- _YOUR GOAL_
Wherever a line in the data holds the word "Surround", pull that line out.

(Items from an interface collection)
##############################

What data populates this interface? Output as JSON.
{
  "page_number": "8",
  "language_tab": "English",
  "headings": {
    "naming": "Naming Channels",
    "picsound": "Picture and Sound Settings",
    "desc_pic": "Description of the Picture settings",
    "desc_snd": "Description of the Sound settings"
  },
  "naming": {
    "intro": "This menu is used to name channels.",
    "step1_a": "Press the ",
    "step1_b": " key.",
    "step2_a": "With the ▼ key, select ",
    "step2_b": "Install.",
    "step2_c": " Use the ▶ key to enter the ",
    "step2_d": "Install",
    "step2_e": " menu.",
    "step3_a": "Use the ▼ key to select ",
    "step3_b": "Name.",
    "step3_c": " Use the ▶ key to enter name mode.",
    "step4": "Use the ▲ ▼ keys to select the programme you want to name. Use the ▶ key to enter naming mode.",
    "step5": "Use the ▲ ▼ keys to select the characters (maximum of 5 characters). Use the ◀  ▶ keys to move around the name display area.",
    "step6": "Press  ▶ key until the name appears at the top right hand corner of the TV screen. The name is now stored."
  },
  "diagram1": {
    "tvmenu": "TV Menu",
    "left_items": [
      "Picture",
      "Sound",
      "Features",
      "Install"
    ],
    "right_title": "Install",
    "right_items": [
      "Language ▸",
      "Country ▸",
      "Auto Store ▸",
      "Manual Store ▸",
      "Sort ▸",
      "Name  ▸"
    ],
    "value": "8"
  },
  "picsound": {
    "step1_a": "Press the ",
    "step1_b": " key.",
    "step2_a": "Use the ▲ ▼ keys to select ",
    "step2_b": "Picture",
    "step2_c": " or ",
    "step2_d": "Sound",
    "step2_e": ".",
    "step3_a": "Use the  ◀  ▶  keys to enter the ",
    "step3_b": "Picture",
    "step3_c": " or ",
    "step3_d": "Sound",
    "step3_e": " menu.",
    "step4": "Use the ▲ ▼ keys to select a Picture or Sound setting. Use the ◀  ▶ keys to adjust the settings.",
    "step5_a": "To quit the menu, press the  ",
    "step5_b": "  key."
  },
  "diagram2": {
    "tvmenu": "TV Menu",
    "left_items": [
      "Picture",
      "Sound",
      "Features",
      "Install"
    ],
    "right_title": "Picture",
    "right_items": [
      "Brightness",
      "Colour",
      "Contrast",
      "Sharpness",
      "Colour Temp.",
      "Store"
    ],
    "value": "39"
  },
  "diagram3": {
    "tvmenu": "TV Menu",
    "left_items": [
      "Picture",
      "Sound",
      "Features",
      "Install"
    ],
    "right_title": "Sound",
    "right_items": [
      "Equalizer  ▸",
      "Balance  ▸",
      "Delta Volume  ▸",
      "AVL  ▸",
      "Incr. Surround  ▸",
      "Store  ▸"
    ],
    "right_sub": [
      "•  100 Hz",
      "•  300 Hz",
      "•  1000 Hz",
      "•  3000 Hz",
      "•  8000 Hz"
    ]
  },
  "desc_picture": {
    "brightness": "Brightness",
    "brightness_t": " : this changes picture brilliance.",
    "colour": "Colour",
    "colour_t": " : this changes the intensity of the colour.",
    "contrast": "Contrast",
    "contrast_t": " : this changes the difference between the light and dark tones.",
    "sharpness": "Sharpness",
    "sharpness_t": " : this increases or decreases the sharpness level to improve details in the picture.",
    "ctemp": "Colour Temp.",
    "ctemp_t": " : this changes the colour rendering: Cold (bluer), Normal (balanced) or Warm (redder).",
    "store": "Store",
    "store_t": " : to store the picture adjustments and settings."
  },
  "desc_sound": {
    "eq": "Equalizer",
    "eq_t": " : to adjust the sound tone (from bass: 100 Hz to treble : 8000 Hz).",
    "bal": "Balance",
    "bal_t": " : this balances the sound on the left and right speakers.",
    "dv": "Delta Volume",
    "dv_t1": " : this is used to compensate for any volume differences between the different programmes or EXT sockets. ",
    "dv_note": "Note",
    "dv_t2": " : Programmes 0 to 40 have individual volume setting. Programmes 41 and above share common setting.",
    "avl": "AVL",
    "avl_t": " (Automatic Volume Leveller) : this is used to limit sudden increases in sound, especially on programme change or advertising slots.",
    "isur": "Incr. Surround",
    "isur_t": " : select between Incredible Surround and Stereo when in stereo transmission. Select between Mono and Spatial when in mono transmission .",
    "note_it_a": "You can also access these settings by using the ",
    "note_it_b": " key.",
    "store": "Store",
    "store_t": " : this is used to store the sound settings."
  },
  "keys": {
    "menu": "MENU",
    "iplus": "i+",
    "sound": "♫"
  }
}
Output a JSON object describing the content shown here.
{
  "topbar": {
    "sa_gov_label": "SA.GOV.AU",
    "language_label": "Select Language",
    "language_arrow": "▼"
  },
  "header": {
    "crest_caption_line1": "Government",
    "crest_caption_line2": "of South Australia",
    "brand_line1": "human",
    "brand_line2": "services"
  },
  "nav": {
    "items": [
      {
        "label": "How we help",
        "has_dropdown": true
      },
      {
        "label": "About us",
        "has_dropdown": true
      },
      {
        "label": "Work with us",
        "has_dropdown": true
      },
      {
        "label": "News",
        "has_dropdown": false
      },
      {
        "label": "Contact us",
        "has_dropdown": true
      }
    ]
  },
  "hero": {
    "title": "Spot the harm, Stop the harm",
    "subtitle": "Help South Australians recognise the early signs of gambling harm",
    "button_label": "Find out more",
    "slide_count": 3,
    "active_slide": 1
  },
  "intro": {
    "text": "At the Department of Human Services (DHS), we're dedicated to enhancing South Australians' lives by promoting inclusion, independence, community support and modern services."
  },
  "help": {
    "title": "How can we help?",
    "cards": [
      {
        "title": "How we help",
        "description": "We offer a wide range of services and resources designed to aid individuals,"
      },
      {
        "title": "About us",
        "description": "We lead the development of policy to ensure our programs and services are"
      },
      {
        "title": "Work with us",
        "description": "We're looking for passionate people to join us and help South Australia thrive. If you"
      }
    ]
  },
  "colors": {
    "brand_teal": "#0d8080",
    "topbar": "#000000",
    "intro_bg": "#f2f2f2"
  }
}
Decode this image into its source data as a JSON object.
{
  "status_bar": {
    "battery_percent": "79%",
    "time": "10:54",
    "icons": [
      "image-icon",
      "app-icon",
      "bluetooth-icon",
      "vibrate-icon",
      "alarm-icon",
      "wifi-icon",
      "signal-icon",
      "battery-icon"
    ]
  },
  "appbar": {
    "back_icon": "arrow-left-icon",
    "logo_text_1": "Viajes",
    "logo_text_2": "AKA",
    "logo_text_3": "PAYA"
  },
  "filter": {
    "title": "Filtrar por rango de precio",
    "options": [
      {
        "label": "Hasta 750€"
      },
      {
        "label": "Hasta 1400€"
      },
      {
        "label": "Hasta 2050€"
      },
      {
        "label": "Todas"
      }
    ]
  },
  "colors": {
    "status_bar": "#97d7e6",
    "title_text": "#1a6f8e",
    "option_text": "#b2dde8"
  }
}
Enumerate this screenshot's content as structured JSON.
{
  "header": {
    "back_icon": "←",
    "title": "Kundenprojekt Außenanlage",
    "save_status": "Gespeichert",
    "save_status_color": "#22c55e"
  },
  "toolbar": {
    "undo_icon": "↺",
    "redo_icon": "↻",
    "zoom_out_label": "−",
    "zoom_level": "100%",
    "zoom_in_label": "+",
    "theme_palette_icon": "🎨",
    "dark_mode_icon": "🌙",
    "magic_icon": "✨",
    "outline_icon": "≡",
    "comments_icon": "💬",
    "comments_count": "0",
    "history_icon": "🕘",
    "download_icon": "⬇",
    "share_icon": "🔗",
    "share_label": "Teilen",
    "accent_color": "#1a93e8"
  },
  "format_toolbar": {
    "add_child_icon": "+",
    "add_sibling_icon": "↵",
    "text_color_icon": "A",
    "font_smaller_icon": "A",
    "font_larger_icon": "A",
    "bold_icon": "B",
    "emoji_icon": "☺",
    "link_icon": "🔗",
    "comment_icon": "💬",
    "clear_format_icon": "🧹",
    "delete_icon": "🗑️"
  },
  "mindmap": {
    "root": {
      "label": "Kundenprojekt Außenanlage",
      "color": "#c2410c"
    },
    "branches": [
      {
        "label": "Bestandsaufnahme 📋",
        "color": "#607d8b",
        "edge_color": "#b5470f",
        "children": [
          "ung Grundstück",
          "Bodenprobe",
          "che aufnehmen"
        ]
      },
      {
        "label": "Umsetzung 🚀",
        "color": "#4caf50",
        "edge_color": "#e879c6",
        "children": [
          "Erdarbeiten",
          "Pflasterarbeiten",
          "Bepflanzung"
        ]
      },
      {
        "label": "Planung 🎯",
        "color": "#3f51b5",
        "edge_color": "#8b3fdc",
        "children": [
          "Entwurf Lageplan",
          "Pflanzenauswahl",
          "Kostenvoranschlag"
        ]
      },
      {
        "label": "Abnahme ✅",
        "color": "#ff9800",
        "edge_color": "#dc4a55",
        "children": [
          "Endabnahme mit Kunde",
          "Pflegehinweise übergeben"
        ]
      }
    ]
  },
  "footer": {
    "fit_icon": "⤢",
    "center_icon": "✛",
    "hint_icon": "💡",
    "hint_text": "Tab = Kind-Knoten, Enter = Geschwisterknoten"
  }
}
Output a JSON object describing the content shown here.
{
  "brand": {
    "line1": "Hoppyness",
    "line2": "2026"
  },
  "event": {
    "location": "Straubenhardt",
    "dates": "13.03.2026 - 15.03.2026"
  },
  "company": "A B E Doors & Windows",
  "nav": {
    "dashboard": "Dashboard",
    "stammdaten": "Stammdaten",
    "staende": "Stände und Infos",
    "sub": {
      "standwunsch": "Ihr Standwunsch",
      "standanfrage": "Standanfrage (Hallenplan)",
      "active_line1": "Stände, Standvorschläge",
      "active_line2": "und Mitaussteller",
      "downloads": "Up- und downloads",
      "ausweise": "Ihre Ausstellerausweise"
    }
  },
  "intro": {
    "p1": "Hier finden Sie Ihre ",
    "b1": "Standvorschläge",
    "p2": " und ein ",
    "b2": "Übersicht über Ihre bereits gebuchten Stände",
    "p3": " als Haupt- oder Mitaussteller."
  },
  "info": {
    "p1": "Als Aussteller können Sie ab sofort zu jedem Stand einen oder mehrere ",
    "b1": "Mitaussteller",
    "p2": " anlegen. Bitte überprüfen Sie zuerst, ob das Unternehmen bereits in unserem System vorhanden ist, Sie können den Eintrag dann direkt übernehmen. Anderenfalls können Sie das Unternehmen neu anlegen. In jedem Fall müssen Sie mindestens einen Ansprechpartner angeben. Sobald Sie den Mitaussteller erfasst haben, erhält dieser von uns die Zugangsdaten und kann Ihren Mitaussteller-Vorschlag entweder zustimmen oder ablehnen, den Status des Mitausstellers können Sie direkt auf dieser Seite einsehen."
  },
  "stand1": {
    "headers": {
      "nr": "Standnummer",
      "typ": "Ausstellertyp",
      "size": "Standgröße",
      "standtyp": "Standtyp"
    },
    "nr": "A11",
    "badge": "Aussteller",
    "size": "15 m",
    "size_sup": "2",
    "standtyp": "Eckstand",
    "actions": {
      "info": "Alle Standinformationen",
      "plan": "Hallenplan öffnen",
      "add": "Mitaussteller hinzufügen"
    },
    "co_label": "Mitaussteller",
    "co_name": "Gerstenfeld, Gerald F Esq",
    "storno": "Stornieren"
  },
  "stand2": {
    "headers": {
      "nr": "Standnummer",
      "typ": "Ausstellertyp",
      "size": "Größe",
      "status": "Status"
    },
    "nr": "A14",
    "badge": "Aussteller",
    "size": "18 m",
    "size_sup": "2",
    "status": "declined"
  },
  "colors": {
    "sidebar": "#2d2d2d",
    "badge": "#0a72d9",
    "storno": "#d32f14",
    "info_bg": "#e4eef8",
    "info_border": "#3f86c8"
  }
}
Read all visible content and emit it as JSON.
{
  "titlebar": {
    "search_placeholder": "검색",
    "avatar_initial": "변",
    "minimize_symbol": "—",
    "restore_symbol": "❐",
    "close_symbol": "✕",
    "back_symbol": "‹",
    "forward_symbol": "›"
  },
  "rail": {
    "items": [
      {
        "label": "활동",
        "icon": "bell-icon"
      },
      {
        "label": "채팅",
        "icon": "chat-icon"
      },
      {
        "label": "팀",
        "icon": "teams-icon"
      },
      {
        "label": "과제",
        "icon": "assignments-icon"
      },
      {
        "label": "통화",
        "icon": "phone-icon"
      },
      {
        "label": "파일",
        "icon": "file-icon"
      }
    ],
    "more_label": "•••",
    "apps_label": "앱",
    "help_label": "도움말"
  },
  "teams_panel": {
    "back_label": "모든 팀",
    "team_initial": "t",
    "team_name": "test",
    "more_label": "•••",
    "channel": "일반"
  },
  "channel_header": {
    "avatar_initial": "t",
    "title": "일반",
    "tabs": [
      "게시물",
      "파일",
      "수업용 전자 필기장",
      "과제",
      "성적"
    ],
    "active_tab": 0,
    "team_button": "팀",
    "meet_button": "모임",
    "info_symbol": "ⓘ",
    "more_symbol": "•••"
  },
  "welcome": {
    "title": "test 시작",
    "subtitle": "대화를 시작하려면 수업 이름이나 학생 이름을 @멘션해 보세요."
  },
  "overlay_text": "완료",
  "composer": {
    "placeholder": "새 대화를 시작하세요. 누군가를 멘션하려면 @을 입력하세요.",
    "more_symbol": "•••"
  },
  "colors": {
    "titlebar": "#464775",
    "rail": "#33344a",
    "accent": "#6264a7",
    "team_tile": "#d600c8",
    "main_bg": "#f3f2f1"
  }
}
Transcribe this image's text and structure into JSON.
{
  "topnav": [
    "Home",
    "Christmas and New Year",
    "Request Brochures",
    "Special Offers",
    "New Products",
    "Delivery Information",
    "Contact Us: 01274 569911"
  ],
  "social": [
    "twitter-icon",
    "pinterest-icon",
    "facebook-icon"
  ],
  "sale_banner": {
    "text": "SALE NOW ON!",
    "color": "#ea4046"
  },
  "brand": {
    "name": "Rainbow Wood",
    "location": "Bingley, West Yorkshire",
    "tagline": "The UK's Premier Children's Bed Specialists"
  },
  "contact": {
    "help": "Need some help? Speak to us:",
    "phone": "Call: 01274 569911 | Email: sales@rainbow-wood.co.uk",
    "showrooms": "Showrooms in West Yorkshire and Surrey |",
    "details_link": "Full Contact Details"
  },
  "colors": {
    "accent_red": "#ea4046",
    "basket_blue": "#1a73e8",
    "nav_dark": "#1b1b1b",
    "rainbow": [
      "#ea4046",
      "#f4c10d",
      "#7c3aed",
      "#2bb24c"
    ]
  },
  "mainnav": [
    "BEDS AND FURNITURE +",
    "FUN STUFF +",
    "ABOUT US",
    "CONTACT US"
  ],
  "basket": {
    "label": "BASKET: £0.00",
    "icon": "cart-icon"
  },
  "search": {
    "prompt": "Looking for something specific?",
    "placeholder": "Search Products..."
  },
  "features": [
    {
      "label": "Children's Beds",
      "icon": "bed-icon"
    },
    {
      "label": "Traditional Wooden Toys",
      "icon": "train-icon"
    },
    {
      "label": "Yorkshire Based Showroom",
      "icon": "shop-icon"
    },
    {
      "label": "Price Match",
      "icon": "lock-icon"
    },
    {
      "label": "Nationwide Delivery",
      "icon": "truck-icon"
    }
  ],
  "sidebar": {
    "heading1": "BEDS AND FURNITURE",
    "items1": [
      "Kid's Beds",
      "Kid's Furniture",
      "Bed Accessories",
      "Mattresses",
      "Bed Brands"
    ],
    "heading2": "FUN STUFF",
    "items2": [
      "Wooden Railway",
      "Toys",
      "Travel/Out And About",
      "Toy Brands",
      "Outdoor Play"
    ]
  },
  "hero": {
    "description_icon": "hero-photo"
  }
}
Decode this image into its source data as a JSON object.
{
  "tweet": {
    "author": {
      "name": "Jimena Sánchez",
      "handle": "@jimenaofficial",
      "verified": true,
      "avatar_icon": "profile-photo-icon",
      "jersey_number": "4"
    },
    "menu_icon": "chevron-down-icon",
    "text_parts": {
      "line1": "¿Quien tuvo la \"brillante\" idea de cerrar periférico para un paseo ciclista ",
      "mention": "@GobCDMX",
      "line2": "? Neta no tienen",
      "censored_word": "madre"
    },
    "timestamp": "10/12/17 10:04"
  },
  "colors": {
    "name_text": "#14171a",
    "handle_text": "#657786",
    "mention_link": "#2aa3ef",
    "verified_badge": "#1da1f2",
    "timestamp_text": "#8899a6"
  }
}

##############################

- _YOUR RESPONSE_
      "Incr. Surround  ▸",
    "isur": "Incr. Surround",
    "isur_t": " : select between Incredible Surround and Stereo when in stereo transmission. Select between Mono and Spatial when in mono transmission .",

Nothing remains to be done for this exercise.